If the computer is too slow

System sluggishness can be a symptom of a long list of different problems. In a previous blog post, we recommended possible fixes for eleven common reasons your computer might be running more like the tortoise than the hare. You’ll want to check it out.

If programs are crashing

Some of the same problems that cause overall computer sluggishness may also cause programs to crash. For example, you may have too many programs open that are taxing your system in the background. Close your open apps and restart only the one that’s crashing. It also doesn’t hurt to try restarting your entire computer.
Sometimes the cause of crashing programs is a bug or glitch in the underlying code. Check for updates to the program, or to your operating system itself, which may contain bug fixes to prevent crashes.
A word of caution: sometimes locating updates can be difficult, and it may require going to the software manufacturer’s website for more information or downloads. Always be extremely careful when downloading files from the web. Generally, it’s a good idea to contact your IT support resource when problems with crashing programs crop up.

If you’re seeing lots of error messages and pop-ups

Googling the error messages or pop-ups that are appearing on your screen may help you pinpoint the issue, but it’s highly possible you have a virus. Run a virus scan immediately. If you don’t have an antivirus solution installed on your computer or network, stop what you’re doing and call IT. Windows has some very basic virus protection built in, but it is not nearly enough to protect you from the exploits of hackers and other cybercriminals today.
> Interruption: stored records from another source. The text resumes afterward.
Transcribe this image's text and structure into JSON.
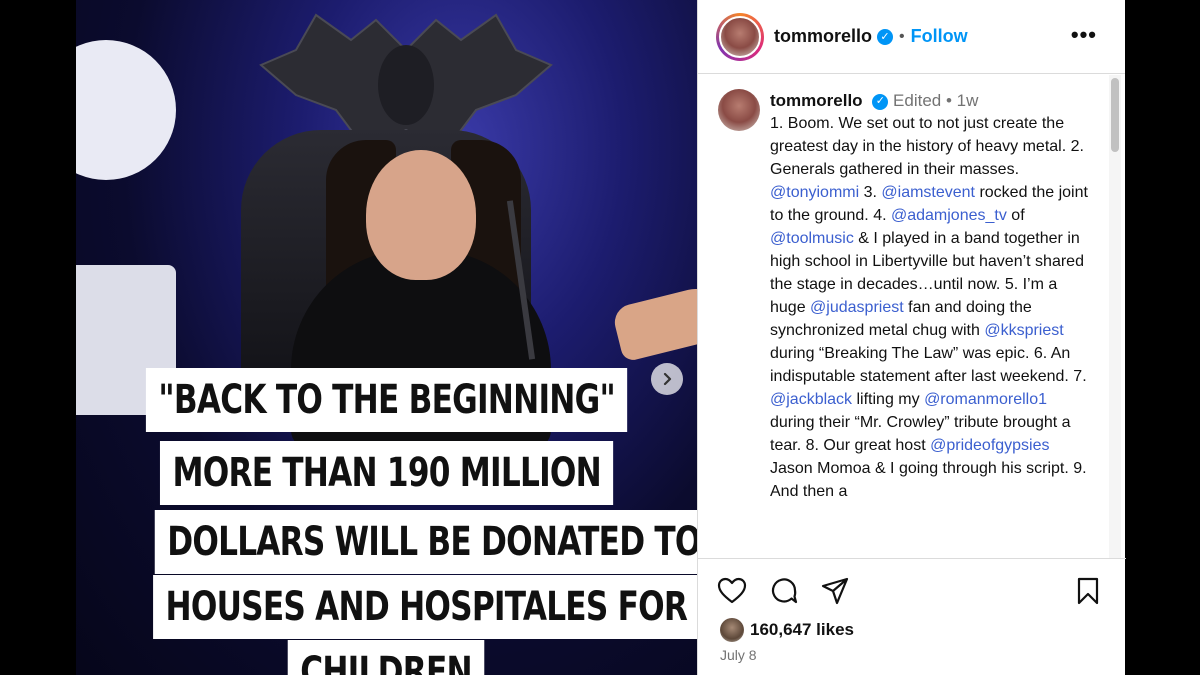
{
  "media": {
    "caption_lines": [
      "\"BACK TO THE BEGINNING\"",
      "MORE THAN 190 MILLION",
      "DOLLARS WILL BE DONATED TO",
      "HOUSES AND HOSPITALES FOR",
      "CHILDREN"
    ],
    "next_icon": "chevron-right-icon"
  },
  "header": {
    "username": "tommorello",
    "separator": "•",
    "follow_label": "Follow",
    "more_label": "•••"
  },
  "caption": {
    "username": "tommorello",
    "edited": "Edited",
    "separator": "•",
    "age": "1w",
    "segments": [
      {
        "t": "1. Boom. We set out to not just create the greatest day in the history of heavy metal. 2. Generals gathered in their masses. "
      },
      {
        "m": "@tonyiommi"
      },
      {
        "t": " 3. "
      },
      {
        "m": "@iamstevent"
      },
      {
        "t": " rocked the joint to the ground. 4. "
      },
      {
        "m": "@adamjones_tv"
      },
      {
        "t": " of "
      },
      {
        "m": "@toolmusic"
      },
      {
        "t": " & I played in a band together in high school in Libertyville but haven’t shared the stage in decades…until now. 5. I’m a huge "
      },
      {
        "m": "@judaspriest"
      },
      {
        "t": " fan and doing the synchronized metal chug with "
      },
      {
        "m": "@kkspriest"
      },
      {
        "t": " during “Breaking The Law” was epic. 6. An indisputable statement after last weekend. 7. "
      },
      {
        "m": "@jackblack"
      },
      {
        "t": " lifting my "
      },
      {
        "m": "@romanmorello1"
      },
      {
        "t": " during their “Mr. Crowley” tribute brought a tear. 8. Our great host "
      },
      {
        "m": "@prideofgypsies"
      },
      {
        "t": " Jason Momoa & I going through his script. 9. And then a"
      }
    ]
  },
  "actions": {
    "likes": "160,647 likes",
    "date": "July 8"
  },
  "colors": {
    "accent": "#0095f6",
    "mention": "#3b5fcf",
    "muted": "#737373"
  }
}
If a program or document is missing

Just because it’s not saved where you expected it to be, it doesn’t necessarily mean that your missing program or document is gone forever. Sometimes errant clicks can drop folders or files into places they weren’t intended to be.
First, check your Recycle Bin to make sure you didn’t accidentally delete a file or shortcut. If your missing item is in there, remove it right away before opening it or saving any changes to it. Next, take a quick look at your taskbar – is the program or document already open? Last, you can type the name of the program or file into the Search Box prominently featured beside the Windows button on the taskbar.
If it’s a document or spreadsheet that’s gone missing, you can also use File Explorer. Click the folder icon on your taskbar in Windows and use the search box at the upper right of the window that opens. Additionally, Word and Excel in Microsoft Office both feature an “open recent” function that’s quite handy. Just click the File tab, select “Open,” and Recent Documents (Word) or Recent Workbooks (Excel) will be the default choice. You can also use this navigation pane to look for your missing file elsewhere, such is on OneDrive.
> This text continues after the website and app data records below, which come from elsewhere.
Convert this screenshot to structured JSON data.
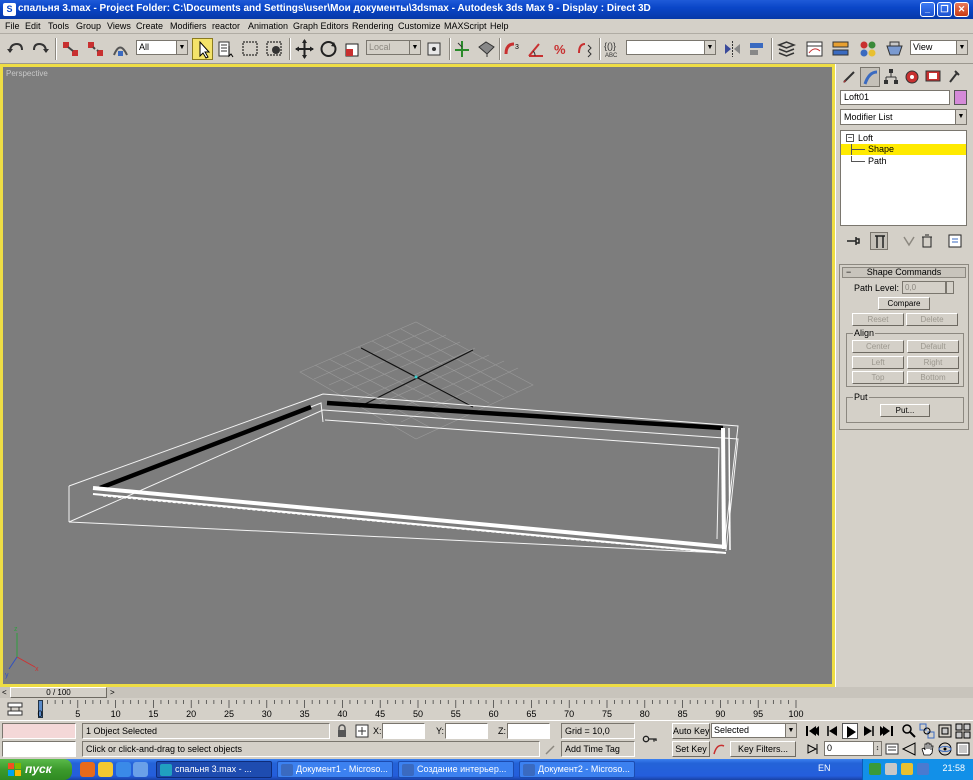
{
  "window": {
    "title": "спальня 3.max      - Project Folder: C:\\Documents and Settings\\user\\Мои документы\\3dsmax      - Autodesk 3ds Max 9      - Display : Direct 3D"
  },
  "menu": [
    "File",
    "Edit",
    "Tools",
    "Group",
    "Views",
    "Create",
    "Modifiers",
    "reactor",
    "Animation",
    "Graph Editors",
    "Rendering",
    "Customize",
    "MAXScript",
    "Help"
  ],
  "toolbar": {
    "selection_filter": "All",
    "ref_coord": "Local",
    "named_selection": "",
    "render_view": "View"
  },
  "viewport": {
    "label": "Perspective"
  },
  "command_panel": {
    "object_name": "Loft01",
    "object_color": "#d48ad8",
    "modifier_list": "Modifier List",
    "stack": [
      {
        "label": "Loft",
        "expanded": true
      },
      {
        "label": "Shape",
        "selected": true
      },
      {
        "label": "Path"
      }
    ],
    "rollout": {
      "title": "Shape Commands",
      "path_level_label": "Path Level:",
      "path_level_value": "0,0",
      "compare": "Compare",
      "reset": "Reset",
      "delete": "Delete",
      "align_title": "Align",
      "center": "Center",
      "default": "Default",
      "left": "Left",
      "right": "Right",
      "top": "Top",
      "bottom": "Bottom",
      "put_title": "Put",
      "put": "Put..."
    }
  },
  "timeslider": {
    "position": "0 / 100",
    "frame": 0,
    "total": 100
  },
  "trackbar": {
    "ticks": [
      "0",
      "5",
      "10",
      "15",
      "20",
      "25",
      "30",
      "35",
      "40",
      "45",
      "50",
      "55",
      "60",
      "65",
      "70",
      "75",
      "80",
      "85",
      "90",
      "95",
      "100"
    ]
  },
  "status": {
    "selection": "1 Object Selected",
    "prompt": "Click or click-and-drag to select objects",
    "x_label": "X:",
    "y_label": "Y:",
    "z_label": "Z:",
    "x_value": "",
    "y_value": "",
    "z_value": "",
    "grid": "Grid = 10,0",
    "add_time_tag": "Add Time Tag",
    "auto_key": "Auto Key",
    "set_key": "Set Key",
    "key_mode": "Selected",
    "key_filters": "Key Filters...",
    "current_frame": "0"
  },
  "taskbar": {
    "start": "пуск",
    "tasks": [
      {
        "label": "спальня 3.max   - ...",
        "active": true
      },
      {
        "label": "Документ1 - Microso..."
      },
      {
        "label": "Создание интерьер..."
      },
      {
        "label": "Документ2 - Microso..."
      }
    ],
    "lang": "EN",
    "clock": "21:58"
  }
}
Check out our checklist

Download our troubleshooting checklist

Want a quick reference guide to keep handy near your computer for the next time you run into trouble? Refer to our troubleshooting checklist for the most common computer problems.

Call for backup

If you’ve exhausted all of the troubleshooting tips and tricks we’ve shared with you here today, or you’re just stressed and pressed for time, it’s a good idea to call your IT support provider right away. These individuals, whether in-house employees or contracted outside service providers, have specialized training and knowledge that can get you back up and running quickly. You should never feel hesitant about calling for backup on particularly tricky computer problems!
Of course, maybe your current IT support provider isn’t easy to reach or doesn’t quickly respond to your problems. If you’re looking for a reliable IT services partner in the Lancaster, PA area, give the EZComputer Solutions team a try. Contact us for a quote today. We’re happy to help, and we’d love to be your backup!